Start of Block

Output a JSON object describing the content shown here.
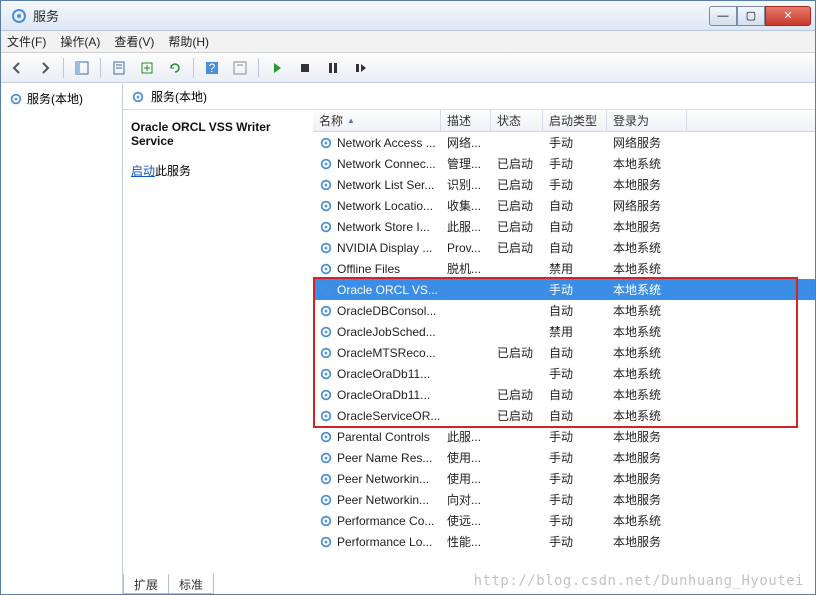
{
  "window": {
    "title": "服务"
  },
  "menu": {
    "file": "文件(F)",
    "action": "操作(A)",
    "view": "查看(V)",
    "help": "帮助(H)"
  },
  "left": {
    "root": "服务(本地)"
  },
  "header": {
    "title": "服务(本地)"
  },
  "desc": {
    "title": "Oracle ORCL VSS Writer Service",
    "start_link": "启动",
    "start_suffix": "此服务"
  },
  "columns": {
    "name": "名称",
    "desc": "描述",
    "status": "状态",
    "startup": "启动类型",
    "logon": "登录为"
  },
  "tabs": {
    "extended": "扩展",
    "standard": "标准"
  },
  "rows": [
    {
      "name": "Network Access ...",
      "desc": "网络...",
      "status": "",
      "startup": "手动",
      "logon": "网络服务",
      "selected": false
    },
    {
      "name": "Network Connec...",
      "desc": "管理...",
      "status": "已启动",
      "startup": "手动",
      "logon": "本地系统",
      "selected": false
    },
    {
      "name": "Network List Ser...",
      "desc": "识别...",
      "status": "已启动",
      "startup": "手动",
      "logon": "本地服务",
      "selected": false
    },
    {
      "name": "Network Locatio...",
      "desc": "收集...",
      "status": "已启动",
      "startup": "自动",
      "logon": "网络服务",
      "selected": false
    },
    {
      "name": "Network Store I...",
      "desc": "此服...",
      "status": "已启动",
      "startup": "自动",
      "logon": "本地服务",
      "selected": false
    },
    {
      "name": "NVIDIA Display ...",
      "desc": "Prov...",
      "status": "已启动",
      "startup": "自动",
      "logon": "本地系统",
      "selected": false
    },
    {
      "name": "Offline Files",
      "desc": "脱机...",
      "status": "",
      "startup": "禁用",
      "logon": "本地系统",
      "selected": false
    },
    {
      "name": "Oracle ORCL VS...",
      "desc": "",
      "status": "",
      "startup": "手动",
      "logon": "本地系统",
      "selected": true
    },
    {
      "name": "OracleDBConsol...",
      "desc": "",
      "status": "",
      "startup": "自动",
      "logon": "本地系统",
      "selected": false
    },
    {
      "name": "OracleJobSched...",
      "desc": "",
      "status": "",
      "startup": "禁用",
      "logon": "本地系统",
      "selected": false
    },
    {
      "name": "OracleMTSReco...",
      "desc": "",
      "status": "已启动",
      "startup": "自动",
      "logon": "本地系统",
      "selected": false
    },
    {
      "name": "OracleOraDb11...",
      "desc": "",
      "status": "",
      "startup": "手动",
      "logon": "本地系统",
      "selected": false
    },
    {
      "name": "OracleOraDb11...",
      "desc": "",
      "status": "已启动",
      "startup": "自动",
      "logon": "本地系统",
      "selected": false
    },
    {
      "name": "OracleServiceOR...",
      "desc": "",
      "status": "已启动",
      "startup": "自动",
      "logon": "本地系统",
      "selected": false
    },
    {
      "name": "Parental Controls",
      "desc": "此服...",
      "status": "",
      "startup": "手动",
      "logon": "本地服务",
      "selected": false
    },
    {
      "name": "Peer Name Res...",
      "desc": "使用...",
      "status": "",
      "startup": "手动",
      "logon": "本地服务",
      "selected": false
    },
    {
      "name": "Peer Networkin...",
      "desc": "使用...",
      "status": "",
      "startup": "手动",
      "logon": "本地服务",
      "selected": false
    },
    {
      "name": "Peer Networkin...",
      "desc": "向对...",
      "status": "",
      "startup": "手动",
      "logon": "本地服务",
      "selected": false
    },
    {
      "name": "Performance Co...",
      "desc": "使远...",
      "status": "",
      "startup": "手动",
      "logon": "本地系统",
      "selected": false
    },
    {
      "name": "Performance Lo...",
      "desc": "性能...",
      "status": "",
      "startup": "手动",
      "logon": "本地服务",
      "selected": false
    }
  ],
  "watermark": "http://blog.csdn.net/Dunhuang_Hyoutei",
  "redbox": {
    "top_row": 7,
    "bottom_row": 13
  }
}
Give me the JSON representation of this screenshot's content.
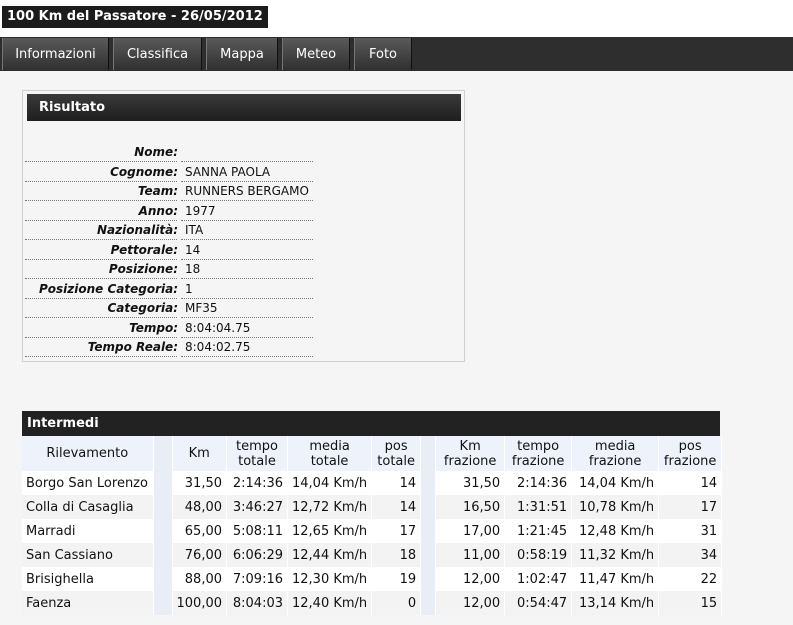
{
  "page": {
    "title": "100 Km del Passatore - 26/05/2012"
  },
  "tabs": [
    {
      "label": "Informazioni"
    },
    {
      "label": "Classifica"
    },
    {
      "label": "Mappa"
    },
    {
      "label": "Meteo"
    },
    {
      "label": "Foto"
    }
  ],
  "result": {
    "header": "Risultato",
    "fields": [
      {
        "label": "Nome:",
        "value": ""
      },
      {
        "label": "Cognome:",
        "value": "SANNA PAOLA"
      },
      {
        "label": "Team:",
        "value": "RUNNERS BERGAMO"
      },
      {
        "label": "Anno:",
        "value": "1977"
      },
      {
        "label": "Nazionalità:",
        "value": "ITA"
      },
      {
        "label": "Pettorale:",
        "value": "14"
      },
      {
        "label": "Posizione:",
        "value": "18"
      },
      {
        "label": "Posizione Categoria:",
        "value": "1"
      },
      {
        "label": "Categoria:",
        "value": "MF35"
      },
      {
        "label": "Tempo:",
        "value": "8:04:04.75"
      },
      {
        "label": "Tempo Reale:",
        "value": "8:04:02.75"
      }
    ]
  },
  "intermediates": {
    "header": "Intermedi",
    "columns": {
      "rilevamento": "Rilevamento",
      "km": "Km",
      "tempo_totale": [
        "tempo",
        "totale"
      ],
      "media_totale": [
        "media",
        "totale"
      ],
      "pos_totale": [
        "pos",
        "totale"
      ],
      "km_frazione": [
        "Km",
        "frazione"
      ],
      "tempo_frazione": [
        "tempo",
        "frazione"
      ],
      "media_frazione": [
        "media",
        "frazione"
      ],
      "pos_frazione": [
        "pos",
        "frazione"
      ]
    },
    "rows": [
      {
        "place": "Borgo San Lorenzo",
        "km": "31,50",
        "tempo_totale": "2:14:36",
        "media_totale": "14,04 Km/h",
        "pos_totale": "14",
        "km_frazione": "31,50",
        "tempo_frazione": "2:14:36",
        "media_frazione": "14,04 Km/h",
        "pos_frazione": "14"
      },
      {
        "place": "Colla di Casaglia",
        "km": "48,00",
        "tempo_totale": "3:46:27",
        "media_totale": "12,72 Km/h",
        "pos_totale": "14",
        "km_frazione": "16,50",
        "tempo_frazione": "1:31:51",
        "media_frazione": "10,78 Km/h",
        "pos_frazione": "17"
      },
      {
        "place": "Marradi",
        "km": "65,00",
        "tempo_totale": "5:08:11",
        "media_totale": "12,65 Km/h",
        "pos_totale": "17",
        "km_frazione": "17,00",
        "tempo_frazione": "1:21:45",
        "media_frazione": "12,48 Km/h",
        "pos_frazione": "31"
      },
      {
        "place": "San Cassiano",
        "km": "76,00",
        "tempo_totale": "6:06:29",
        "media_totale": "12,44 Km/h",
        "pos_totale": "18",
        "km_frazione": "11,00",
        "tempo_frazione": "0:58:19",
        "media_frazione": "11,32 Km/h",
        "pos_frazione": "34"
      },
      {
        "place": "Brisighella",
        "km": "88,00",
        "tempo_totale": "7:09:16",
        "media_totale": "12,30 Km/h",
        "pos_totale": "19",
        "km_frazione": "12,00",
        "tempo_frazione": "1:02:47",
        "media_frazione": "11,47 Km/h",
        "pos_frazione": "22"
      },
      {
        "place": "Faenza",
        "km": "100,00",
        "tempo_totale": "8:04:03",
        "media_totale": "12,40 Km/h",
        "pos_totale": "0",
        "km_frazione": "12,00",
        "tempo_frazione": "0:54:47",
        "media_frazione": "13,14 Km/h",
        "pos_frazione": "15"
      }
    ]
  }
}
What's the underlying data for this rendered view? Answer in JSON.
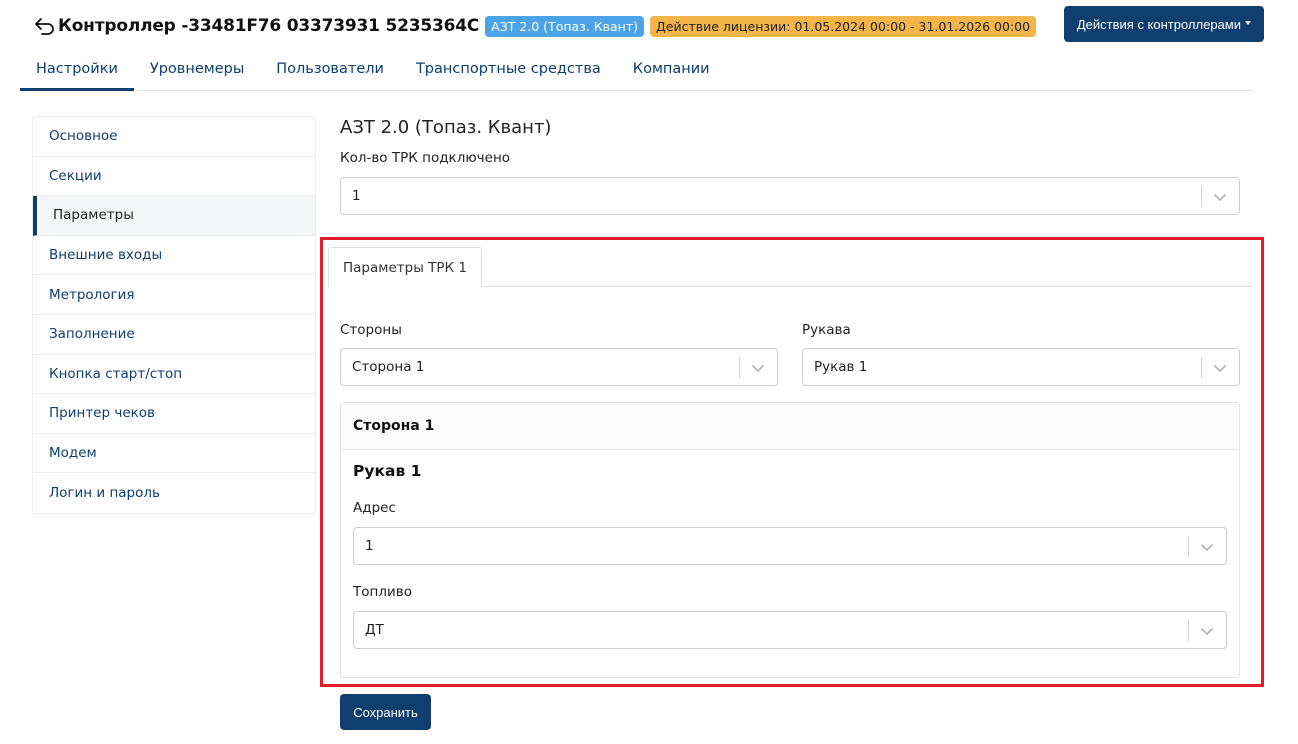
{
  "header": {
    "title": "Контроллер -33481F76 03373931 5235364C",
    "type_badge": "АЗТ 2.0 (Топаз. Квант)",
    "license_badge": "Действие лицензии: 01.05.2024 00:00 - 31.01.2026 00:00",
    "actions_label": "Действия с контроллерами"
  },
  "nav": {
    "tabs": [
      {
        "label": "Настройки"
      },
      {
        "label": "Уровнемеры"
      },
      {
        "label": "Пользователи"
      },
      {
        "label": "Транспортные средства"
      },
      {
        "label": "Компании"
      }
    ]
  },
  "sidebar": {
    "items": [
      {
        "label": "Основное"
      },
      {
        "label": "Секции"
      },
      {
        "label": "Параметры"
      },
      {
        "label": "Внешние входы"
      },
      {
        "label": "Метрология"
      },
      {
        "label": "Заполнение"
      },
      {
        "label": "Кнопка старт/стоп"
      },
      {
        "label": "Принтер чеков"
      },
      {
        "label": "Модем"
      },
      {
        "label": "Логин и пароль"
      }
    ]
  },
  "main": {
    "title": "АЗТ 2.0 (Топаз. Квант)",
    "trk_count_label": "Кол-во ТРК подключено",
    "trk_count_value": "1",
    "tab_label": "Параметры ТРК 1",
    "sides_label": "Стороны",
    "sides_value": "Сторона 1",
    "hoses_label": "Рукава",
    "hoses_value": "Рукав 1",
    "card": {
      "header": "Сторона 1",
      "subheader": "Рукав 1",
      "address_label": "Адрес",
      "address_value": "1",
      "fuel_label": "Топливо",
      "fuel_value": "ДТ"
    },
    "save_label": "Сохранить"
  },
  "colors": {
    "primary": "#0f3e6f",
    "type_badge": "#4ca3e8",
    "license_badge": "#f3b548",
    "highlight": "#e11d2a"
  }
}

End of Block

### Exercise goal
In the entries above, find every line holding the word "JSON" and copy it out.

### Written response
Output a JSON object describing the content shown here.
Give me the JSON representation of this screenshot's content.
What's the underlying data for this rendered view? Answer in JSON.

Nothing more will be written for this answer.